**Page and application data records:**
☆ ☆ ☆ ☆

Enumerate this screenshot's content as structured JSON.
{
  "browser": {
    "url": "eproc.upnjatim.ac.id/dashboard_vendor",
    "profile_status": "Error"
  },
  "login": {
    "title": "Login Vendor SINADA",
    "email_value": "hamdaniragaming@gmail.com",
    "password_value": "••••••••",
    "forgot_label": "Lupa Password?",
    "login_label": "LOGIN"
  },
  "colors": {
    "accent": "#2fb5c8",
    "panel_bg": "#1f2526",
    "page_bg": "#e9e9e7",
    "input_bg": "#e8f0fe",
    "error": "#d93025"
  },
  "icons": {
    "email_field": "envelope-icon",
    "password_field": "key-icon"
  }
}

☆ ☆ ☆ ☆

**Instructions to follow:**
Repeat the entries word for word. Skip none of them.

**Your response:**
Enumerate this screenshot's content as structured JSON.
{
  "browser": {
    "url": "eproc.upnjatim.ac.id/dashboard_vendor",
    "profile_status": "Error"
  },
  "login": {
    "title": "Login Vendor SINADA",
    "email_value": "hamdaniragaming@gmail.com",
    "password_value": "••••••••",
    "forgot_label": "Lupa Password?",
    "login_label": "LOGIN"
  },
  "colors": {
    "accent": "#2fb5c8",
    "panel_bg": "#1f2526",
    "page_bg": "#e9e9e7",
    "input_bg": "#e8f0fe",
    "error": "#d93025"
  },
  "icons": {
    "email_field": "envelope-icon",
    "password_field": "key-icon"
  }
}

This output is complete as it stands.